Instructions to follow:
Repeat the listing that comes next, leaving nothing out and changing nothing.

Extracted information:
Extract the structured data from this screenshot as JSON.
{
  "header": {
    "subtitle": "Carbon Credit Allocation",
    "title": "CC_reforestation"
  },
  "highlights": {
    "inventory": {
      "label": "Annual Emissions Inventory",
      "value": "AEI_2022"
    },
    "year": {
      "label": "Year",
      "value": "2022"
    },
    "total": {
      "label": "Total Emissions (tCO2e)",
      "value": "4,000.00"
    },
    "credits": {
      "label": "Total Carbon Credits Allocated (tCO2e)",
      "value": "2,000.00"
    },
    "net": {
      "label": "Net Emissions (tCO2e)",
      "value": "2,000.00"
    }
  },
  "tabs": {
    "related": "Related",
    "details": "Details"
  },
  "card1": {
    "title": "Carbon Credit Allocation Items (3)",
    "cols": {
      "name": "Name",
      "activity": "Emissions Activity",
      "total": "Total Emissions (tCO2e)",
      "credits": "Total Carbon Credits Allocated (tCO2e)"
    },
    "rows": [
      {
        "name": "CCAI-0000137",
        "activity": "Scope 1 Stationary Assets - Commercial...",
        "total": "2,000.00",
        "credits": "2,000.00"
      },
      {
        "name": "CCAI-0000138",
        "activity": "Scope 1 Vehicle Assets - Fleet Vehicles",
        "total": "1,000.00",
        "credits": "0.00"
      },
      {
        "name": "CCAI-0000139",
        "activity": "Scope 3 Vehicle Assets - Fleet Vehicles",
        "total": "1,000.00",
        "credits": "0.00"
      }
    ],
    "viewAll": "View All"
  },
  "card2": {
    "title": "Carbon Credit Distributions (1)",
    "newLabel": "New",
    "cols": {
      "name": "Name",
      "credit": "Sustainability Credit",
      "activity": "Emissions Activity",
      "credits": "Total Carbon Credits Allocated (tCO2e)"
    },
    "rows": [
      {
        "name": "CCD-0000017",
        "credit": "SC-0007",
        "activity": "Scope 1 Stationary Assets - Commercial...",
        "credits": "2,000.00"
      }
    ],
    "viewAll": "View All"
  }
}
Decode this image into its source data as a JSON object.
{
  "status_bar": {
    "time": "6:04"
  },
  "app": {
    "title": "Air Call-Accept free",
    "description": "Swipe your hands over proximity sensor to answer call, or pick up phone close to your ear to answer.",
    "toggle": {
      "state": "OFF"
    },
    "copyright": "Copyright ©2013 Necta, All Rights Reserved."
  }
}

The completed task:
Extract the structured data from this screenshot as JSON.
{
  "header": {
    "subtitle": "Carbon Credit Allocation",
    "title": "CC_reforestation"
  },
  "highlights": {
    "inventory": {
      "label": "Annual Emissions Inventory",
      "value": "AEI_2022"
    },
    "year": {
      "label": "Year",
      "value": "2022"
    },
    "total": {
      "label": "Total Emissions (tCO2e)",
      "value": "4,000.00"
    },
    "credits": {
      "label": "Total Carbon Credits Allocated (tCO2e)",
      "value": "2,000.00"
    },
    "net": {
      "label": "Net Emissions (tCO2e)",
      "value": "2,000.00"
    }
  },
  "tabs": {
    "related": "Related",
    "details": "Details"
  },
  "card1": {
    "title": "Carbon Credit Allocation Items (3)",
    "cols": {
      "name": "Name",
      "activity": "Emissions Activity",
      "total": "Total Emissions (tCO2e)",
      "credits": "Total Carbon Credits Allocated (tCO2e)"
    },
    "rows": [
      {
        "name": "CCAI-0000137",
        "activity": "Scope 1 Stationary Assets - Commercial...",
        "total": "2,000.00",
        "credits": "2,000.00"
      },
      {
        "name": "CCAI-0000138",
        "activity": "Scope 1 Vehicle Assets - Fleet Vehicles",
        "total": "1,000.00",
        "credits": "0.00"
      },
      {
        "name": "CCAI-0000139",
        "activity": "Scope 3 Vehicle Assets - Fleet Vehicles",
        "total": "1,000.00",
        "credits": "0.00"
      }
    ],
    "viewAll": "View All"
  },
  "card2": {
    "title": "Carbon Credit Distributions (1)",
    "newLabel": "New",
    "cols": {
      "name": "Name",
      "credit": "Sustainability Credit",
      "activity": "Emissions Activity",
      "credits": "Total Carbon Credits Allocated (tCO2e)"
    },
    "rows": [
      {
        "name": "CCD-0000017",
        "credit": "SC-0007",
        "activity": "Scope 1 Stationary Assets - Commercial...",
        "credits": "2,000.00"
      }
    ],
    "viewAll": "View All"
  }
}
Decode this image into its source data as a JSON object.
{
  "status_bar": {
    "time": "6:04"
  },
  "app": {
    "title": "Air Call-Accept free",
    "description": "Swipe your hands over proximity sensor to answer call, or pick up phone close to your ear to answer.",
    "toggle": {
      "state": "OFF"
    },
    "copyright": "Copyright ©2013 Necta, All Rights Reserved."
  }
}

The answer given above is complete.